is a practical exchange for lower, “greener” energy
bills, along with 24/7 monitored protection of
property. And, of course, there’s no price on knowing
that loved ones are safe.
Sales representatives are reaching a new type of
customer who may enjoy the idea of daily interaction
with their system on a Web-enabled device,
just as they would with Facebook or Twitter.
For many homeowners, however, automation is
merely a helpful add-on in their efforts to stay safe.
Adam, a home security customer, for example, installed
cameras in and around his house after the
birth of his first child. He enjoys having the freedom
to check in on his baby’s crib from his smartphone
while he’s at work.
“It’s just an added benefit, another safety measure,”
he said. “And, it’s a pretty cool feature, too.
Like a cherry on top.”
A Stickier Customer
Let’s face it, home security isn’t nearly as exciting
as home automation. Most people won’t buy the
Samsung Galaxy Gear because it’s a watch that tells
time. They’ll buy it because it’s an all-inclusive,
electronic gizmo that lets them call friends and
family, check their email and listen to music.
Despite security’s large growth potential, some
prospective customers already feel safe and don’t
see the need for yet another monthly bill. Statistics say only 15 percent of U.S. homes
have an alarm system and certainly
the entire 15 percent isn’t using
theirs on a daily basis.
A home automation package
can, in theory, lead to a longer-term
customer. Interactive services give
people daily interaction with their
system. For example, after checking
a text message, they can arm their
system or lock their front door with
a simple tap on their phone. It reinforces
the value of that extra bill.
That’s great, but security companies—
new and traditional—can’t
lose sight of their overall mission.
As the security market grows, so
does the competition. Telecom giants
AT&T and Time Warner now
offer home automation solutions
with their cable, phone and Internet
packages.

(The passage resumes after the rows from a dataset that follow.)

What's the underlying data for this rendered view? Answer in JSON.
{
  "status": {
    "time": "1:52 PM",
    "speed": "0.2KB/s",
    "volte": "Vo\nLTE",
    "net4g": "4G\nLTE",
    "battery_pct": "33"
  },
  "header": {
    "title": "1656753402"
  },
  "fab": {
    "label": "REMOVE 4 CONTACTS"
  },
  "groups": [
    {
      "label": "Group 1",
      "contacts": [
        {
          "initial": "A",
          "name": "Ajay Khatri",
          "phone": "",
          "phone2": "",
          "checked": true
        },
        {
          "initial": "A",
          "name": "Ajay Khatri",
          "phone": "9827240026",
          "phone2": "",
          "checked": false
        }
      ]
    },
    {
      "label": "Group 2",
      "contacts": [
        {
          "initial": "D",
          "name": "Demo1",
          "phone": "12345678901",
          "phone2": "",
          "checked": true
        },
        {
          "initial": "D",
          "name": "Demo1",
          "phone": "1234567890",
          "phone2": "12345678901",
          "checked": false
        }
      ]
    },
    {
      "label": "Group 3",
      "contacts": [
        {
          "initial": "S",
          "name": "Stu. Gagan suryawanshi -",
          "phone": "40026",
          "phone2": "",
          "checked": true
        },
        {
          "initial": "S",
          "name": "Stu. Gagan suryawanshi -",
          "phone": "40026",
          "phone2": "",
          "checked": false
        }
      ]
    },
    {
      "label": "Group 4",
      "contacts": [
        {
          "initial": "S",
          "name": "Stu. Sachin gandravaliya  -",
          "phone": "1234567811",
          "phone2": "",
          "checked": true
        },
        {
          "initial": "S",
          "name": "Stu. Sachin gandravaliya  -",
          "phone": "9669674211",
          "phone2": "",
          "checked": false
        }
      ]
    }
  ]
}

It’s an evolving digital gold
rush for all players involved with new
products and new upsell opportunities.
But, the keys to sustained industry
success haven’t changed: elite

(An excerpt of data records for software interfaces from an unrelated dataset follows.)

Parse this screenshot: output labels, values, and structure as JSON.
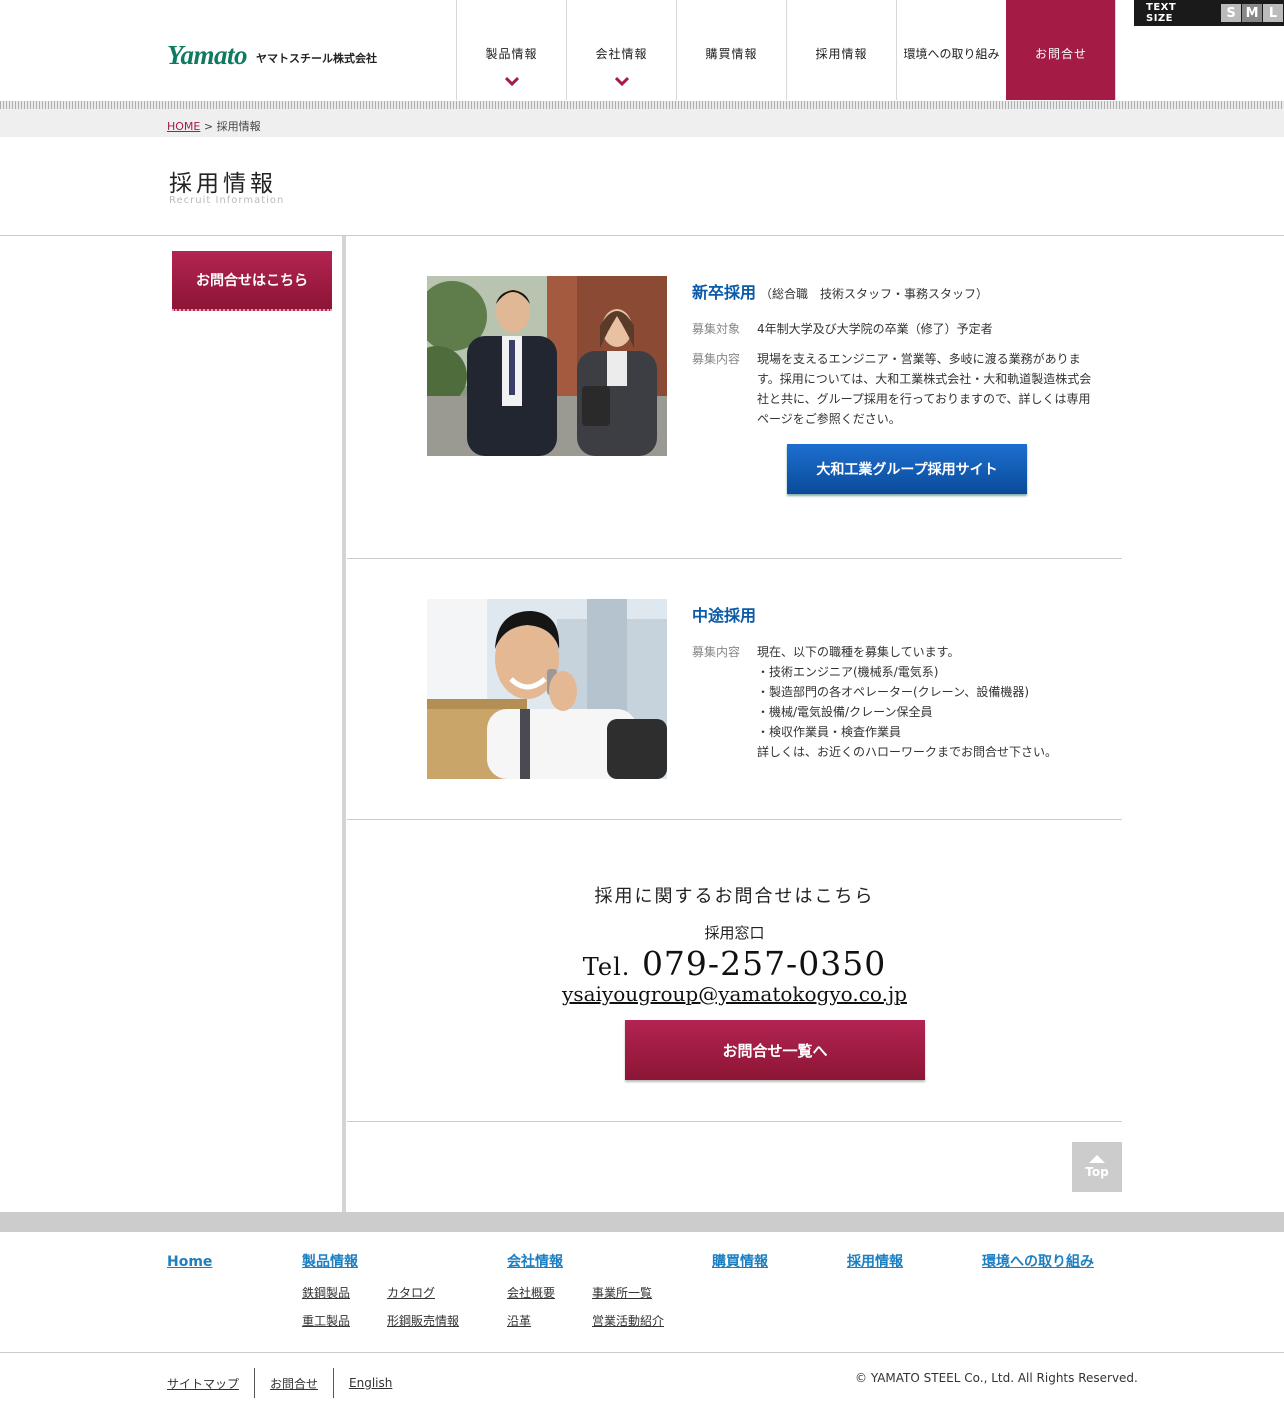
{
  "header": {
    "logo_text": "Yamato",
    "company_name": "ヤマトスチール株式会社",
    "nav": [
      {
        "label": "製品情報",
        "has_dropdown": true
      },
      {
        "label": "会社情報",
        "has_dropdown": true
      },
      {
        "label": "購買情報",
        "has_dropdown": false
      },
      {
        "label": "採用情報",
        "has_dropdown": false
      },
      {
        "label": "環境への取り組み",
        "has_dropdown": false
      },
      {
        "label": "お問合せ",
        "has_dropdown": false
      }
    ],
    "text_size": {
      "label": "TEXT SIZE",
      "options": [
        "S",
        "M",
        "L"
      ],
      "selected": "M"
    }
  },
  "breadcrumb": {
    "home": "HOME",
    "separator": " > ",
    "current": "採用情報"
  },
  "page": {
    "title": "採用情報",
    "subtitle": "Recruit Information"
  },
  "sidebar": {
    "contact_button": "お問合せはこちら"
  },
  "sections": [
    {
      "title": "新卒採用",
      "title_note": "（総合職　技術スタッフ・事務スタッフ）",
      "rows": [
        {
          "key": "募集対象",
          "value": "4年制大学及び大学院の卒業（修了）予定者"
        },
        {
          "key": "募集内容",
          "value": "現場を支えるエンジニア・営業等、多岐に渡る業務があります。採用については、大和工業株式会社・大和軌道製造株式会社と共に、グループ採用を行っておりますので、詳しくは専用ページをご参照ください。"
        }
      ],
      "button": "大和工業グループ採用サイト"
    },
    {
      "title": "中途採用",
      "rows": [
        {
          "key": "募集内容",
          "lines": [
            "現在、以下の職種を募集しています。",
            "・技術エンジニア(機械系/電気系)",
            "・製造部門の各オペレーター(クレーン、設備機器)",
            "・機械/電気設備/クレーン保全員",
            "・検収作業員・検査作業員",
            "詳しくは、お近くのハローワークまでお問合せ下さい。"
          ]
        }
      ]
    }
  ],
  "contact": {
    "heading": "採用に関するお問合せはこちら",
    "desk": "採用窓口",
    "tel_prefix": "Tel.",
    "tel": "079-257-0350",
    "email": "ysaiyougroup@yamatokogyo.co.jp",
    "button": "お問合せ一覧へ"
  },
  "top_button": "Top",
  "footer": {
    "columns": [
      {
        "head": "Home",
        "links": []
      },
      {
        "head": "製品情報",
        "links": [
          "鉄鋼製品",
          "カタログ",
          "重工製品",
          "形鋼販売情報"
        ]
      },
      {
        "head": "会社情報",
        "links": [
          "会社概要",
          "事業所一覧",
          "沿革",
          "営業活動紹介"
        ]
      },
      {
        "head": "購買情報",
        "links": []
      },
      {
        "head": "採用情報",
        "links": []
      },
      {
        "head": "環境への取り組み",
        "links": []
      }
    ],
    "bottom_links": [
      "サイトマップ",
      "お問合せ",
      "English"
    ],
    "copyright": "© YAMATO STEEL Co., Ltd. All Rights Reserved."
  },
  "colors": {
    "brand_red": "#a41c46",
    "brand_green": "#0e7a5f",
    "link_blue": "#1b7fc1",
    "title_blue": "#0a5aa8"
  }
}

alarm monitoring, customer service
and customer education.
Bells and whistles aside, most
customers buy an alarm system
because they want to feel safe, and

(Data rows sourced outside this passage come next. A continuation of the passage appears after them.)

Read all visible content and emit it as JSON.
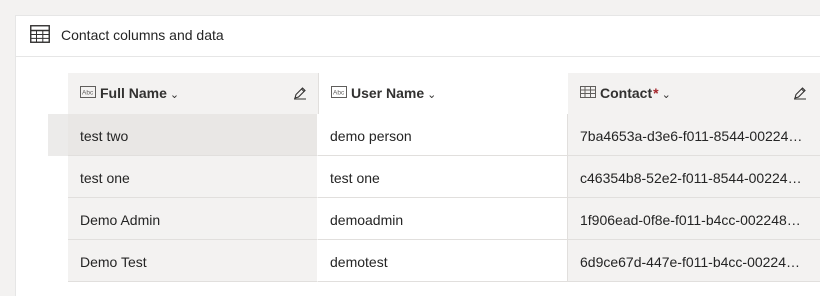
{
  "section": {
    "title": "Contact columns and data"
  },
  "columns": [
    {
      "label": "Full Name",
      "icon": "text-field-icon",
      "required": false,
      "editable": true
    },
    {
      "label": "User Name",
      "icon": "text-field-icon",
      "required": false,
      "editable": false
    },
    {
      "label": "Contact",
      "icon": "lookup-field-icon",
      "required": true,
      "required_marker": "*",
      "editable": true
    }
  ],
  "chevron": "⌄",
  "rows": [
    {
      "full_name": "test two",
      "user_name": "demo person",
      "contact": "7ba4653a-d3e6-f011-8544-00224…"
    },
    {
      "full_name": "test one",
      "user_name": "test one",
      "contact": "c46354b8-52e2-f011-8544-00224…"
    },
    {
      "full_name": "Demo Admin",
      "user_name": "demoadmin",
      "contact": "1f906ead-0f8e-f011-b4cc-002248…"
    },
    {
      "full_name": "Demo Test",
      "user_name": "demotest",
      "contact": "6d9ce67d-447e-f011-b4cc-00224…"
    }
  ],
  "colors": {
    "accent_required": "#a4262c",
    "header_bg": "#f3f2f1",
    "text": "#242424"
  }
}
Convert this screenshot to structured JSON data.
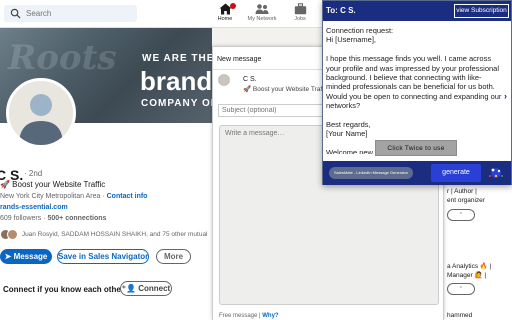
{
  "nav": {
    "search_placeholder": "Search",
    "items": [
      {
        "label": "Home",
        "icon": "home-icon"
      },
      {
        "label": "My Network",
        "icon": "people-icon"
      },
      {
        "label": "Jobs",
        "icon": "briefcase-icon"
      }
    ]
  },
  "banner": {
    "bg_logo": "Roots",
    "line1": "WE ARE THE",
    "line2": "brand",
    "line3": "COMPANY OF THE F"
  },
  "profile": {
    "name": "C S.",
    "degree": "· 2nd",
    "headline": "🚀 Boost your Website Traffic",
    "location": "New York City Metropolitan Area",
    "location_sep": " · ",
    "contact_info": "Contact info",
    "website": "rands-essential.com",
    "followers": "609 followers",
    "connections_sep": " · ",
    "connections": "500+ connections",
    "mutuals_text": "Juan Rosyid, SADDAM HOSSAIN SHAIKH, and 75 other mutual",
    "message_btn": "Message",
    "sales_btn": "Save in Sales Navigator",
    "more_btn": "More",
    "connect_prompt": "Connect if you know each other",
    "connect_btn": "Connect"
  },
  "compose": {
    "title": "New message",
    "recipient_name": "C S.",
    "recipient_headline": "🚀 Boost your Website Traffic",
    "subject_placeholder": "Subject (optional)",
    "message_placeholder": "Write a message…",
    "footer_text": "Free message | ",
    "footer_link": "Why?"
  },
  "extension": {
    "to_label": "To: C S.",
    "subscription_btn": "view Subscription",
    "message": "Connection request:\nHi [Username],\n\nI hope this message finds you well. I came across your profile and was impressed by your professional background. I believe that connecting with like-minded professionals can be beneficial for us both. Would you be open to connecting and expanding our networks?\n\nBest regards,\n[Your Name]\n\nWelcome new connection:\nDear [Username],",
    "click_twice": "Click Twice to use",
    "brand": "SalesMate - LinkedIn Message Generator",
    "generate_btn": "generate",
    "accent": "#1b2d80"
  },
  "right_column": {
    "line1": "r | Author |",
    "line2": "ent organizer",
    "line3": "a Analytics 🔥 |",
    "line4": "Manager 🙋 |",
    "line5": "hammed"
  }
}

they want their family to feel safe.
A burglar attacks a U.S. home every
15 seconds, according to Alarm.org.
A mother or father doesn’t want to
feel as if home security is merely
bundled with TV service.
In addition to home automation
packages, traditional companies,
like Monitronics and their authorized
dealers, can lean on decades of
monitoring experience. Their Five
Diamond Certified Alarm Response
Center has highly-trained and certified
operators standing ready to assist
customers during burglary, fire,
carbon monoxide and medical emergencies.
Monitronics has partnered
with agencies to reduce false alarms
and dispatch emergency information
electronically in select cities.
It’s critical that a customer understands
home automation at the
time of sale. Walking customers
through a triggered remote event
that fits their lifestyle will help prevent
future dissatisfaction with their
system and provide an extra service
touch that often nets referrals.
A company’s technician should not
complete their install until the customer
has proven they understand
the fundamentals of their new interactive
services plan—at least the
most common things they’ll do with
their security system.
There’s real value and peace of
mind in being able to check on your
house at any time. There’s also comfort
in having a 24/7 certified operator
It’s every company’s goal (or
should be) to validate current and
potential customers’ trust as a security
provider. This business is, after
all, about protecting people.
This article originally appeared in the March 2014 issue of Security Today.
Rob Phillips is a communications specialist at Monitronics.